Parker has never been anything but big, weighing 14 pounds, 11 ounces at birth. One day when he was still a toddler, a truant officer came around looking for his brother Richard, who was sick. The officer asked Mrs. Parker why David was not in school and was startled to learn he was only four. Predictably, Parker became an athlete of epic accomplishments at Courter Tech in Cincinnati. As a junior halfback, he gained 1,365 yards and was romanced by 62 colleges, but in his senior year disaster struck. Running a sweep to the right, Parker found the way jammed and circled back to the left. He was completing a typically heroic 40-yard run when a blind-side tackle tore the ligaments in his left knee. He had to undergo an operation.
That is why the Pirates drafted Parker as low as 14th in June 1970. He hit .314 in Bradenton, Fla., which is at the bottom of the Pirates' masthead, and then worked his way up through the system from Waterbury, Conn. to Monroe, N.C. to Salem, Va. to Charleston, W. Va. He made his Pittsburgh debut in 1973. Since then he has hit .288, .282, .308 and .313, and now has a three-year contract for an amount that he declines to discuss. Whatever it is, it has allowed him to purchase a new house for himself in Pittsburgh and one for his parents, who still live in Cincinnati.
When Parker first reached Pittsburgh, he had a hot temper that led to a lot of helmet-flipping, but he was quickly set straight by Stargell, who has always kept his cool. Stargell had an off-year in 1976, because he was distraught over the near death of his wife Dolores from a blood clot in her brain. Happily, she has completely recovered, and Stargell is crushing the ball again, although he no longer plays every day. One day last week, taking a humid afternoon off after a night game, he gleefully told his teammates, "Guys, my heart will be on the field, but my body will be where it's cool."

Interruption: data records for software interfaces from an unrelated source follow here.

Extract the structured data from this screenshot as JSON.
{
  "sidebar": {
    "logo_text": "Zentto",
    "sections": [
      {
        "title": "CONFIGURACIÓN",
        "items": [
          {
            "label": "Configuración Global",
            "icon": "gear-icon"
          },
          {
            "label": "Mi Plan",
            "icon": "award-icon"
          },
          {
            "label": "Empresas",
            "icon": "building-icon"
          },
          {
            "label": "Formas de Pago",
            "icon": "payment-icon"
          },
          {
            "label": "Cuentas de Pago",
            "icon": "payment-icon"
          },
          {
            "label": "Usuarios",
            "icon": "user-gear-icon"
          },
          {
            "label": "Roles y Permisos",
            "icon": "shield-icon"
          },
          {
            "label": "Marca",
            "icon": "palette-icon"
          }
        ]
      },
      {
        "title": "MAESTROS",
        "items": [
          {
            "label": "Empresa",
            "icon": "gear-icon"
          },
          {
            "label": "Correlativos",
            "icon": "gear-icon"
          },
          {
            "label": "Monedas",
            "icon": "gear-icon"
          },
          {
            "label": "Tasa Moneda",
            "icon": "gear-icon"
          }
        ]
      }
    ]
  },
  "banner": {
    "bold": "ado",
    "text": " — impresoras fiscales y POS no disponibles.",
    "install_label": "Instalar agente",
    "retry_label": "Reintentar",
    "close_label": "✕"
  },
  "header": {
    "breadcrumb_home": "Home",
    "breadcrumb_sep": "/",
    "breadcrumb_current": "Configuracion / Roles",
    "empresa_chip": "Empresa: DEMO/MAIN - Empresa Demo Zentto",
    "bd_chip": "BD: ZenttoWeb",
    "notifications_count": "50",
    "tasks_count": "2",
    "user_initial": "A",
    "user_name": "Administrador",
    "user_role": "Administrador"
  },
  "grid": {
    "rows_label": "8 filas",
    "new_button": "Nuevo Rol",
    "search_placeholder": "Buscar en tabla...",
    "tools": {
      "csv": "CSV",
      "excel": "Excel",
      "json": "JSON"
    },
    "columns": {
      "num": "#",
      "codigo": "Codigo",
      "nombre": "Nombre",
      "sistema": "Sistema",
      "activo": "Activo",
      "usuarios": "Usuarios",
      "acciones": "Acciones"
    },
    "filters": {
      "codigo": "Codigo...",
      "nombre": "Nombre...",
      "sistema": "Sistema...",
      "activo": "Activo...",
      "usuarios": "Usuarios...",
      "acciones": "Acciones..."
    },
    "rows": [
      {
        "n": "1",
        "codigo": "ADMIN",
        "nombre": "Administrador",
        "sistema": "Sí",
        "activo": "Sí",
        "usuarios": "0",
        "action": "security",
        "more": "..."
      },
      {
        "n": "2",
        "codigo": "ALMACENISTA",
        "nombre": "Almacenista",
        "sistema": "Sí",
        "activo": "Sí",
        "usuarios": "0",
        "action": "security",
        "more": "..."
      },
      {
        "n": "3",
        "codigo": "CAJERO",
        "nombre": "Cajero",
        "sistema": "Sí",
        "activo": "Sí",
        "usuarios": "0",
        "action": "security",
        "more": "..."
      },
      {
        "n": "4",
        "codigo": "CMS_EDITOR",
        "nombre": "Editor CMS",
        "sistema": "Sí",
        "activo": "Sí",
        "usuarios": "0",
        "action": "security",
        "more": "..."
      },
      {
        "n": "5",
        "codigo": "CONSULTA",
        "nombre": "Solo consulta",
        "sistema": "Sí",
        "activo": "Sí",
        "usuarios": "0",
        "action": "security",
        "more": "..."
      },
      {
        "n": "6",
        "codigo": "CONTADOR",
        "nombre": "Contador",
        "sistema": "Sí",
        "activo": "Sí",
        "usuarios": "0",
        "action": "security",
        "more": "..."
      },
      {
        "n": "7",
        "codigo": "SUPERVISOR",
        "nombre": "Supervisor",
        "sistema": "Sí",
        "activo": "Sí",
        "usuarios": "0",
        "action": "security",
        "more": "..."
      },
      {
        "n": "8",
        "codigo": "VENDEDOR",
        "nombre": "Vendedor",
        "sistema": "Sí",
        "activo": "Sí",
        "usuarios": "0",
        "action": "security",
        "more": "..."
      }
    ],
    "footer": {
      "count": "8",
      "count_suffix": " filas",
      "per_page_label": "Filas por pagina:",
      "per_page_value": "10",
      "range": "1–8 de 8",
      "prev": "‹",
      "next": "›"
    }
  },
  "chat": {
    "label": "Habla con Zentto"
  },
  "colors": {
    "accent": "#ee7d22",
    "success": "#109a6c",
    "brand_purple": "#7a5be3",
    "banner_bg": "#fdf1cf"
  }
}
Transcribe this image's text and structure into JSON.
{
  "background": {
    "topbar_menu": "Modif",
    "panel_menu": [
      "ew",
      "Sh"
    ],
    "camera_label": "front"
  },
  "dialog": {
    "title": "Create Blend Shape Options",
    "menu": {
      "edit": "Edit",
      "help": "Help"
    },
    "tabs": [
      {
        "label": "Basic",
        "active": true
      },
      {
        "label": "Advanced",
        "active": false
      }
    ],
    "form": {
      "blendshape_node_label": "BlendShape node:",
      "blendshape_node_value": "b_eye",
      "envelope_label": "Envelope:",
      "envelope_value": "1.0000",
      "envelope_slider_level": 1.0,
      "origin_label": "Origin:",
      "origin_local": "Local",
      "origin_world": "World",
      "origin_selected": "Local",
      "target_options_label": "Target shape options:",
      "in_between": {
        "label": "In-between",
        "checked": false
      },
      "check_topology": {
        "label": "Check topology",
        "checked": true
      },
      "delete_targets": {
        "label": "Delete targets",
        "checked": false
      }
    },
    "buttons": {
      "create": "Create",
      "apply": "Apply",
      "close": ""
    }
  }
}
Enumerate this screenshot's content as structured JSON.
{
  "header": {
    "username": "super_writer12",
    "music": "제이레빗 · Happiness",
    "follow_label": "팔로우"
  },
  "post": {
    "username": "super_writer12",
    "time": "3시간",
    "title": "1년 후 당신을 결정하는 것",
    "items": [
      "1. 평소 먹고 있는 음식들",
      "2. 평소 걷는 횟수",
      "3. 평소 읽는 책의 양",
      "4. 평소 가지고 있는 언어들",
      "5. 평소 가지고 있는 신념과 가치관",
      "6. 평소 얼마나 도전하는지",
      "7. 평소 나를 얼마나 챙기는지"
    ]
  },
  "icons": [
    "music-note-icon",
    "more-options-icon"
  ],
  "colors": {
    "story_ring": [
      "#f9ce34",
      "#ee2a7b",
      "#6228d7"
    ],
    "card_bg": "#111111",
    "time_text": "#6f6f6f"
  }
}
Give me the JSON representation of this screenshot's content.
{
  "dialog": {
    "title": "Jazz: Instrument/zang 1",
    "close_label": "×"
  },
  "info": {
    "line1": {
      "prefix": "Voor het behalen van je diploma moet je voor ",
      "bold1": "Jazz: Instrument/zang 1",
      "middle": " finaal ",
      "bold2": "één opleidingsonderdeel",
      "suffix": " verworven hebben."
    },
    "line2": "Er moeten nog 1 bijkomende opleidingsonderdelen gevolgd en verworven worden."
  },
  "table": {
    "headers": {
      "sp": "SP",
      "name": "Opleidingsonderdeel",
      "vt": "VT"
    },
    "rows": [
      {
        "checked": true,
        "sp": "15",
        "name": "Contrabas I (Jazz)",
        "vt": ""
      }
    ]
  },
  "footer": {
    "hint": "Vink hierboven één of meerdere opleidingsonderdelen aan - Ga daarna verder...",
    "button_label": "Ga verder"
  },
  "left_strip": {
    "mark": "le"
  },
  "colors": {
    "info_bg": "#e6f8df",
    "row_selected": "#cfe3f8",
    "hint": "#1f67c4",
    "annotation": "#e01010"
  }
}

But any examination of Pittsburgh success must wind back to Tanner. "He knows how to motivate," says Al Oliver, the leftfielder. "He doesn't hesitate to tell us when we're doing well." Parker recalls that Danny Murtaugh, the late Pirate manager, would sit like a statue after a Pittsburgh homer. "Maybe two innings later he'd walk down the dugout and tap you on the leg." Parker says. After a homer, Tanner leads a charge off the bench, sometimes advancing halfway to the plate to extend congratulations.
True to his style and his clichés, Tanner refused to regard last week's series with the Dodgers—the season's first between the two division leaders—as different from any other, even though everyone knows that games in May are as important as games in September. Gossage did his strikeout number, and Second Baseman Rennie Stennett hit a bases-loaded single to give the Pirates a 6-5 win in the first game.
The Pirates lost the next two 6-1 and 4-3, and then on Sunday, Parker exploded with two homers, one a grandslam, and five RBIs in support of the Candy Man. Pittsburgh won 11-4 to hold onto first place.
None of this concerned Tanner long. The last-place Mets were coming to town the next day, and the Mets can be tough. They can beat you.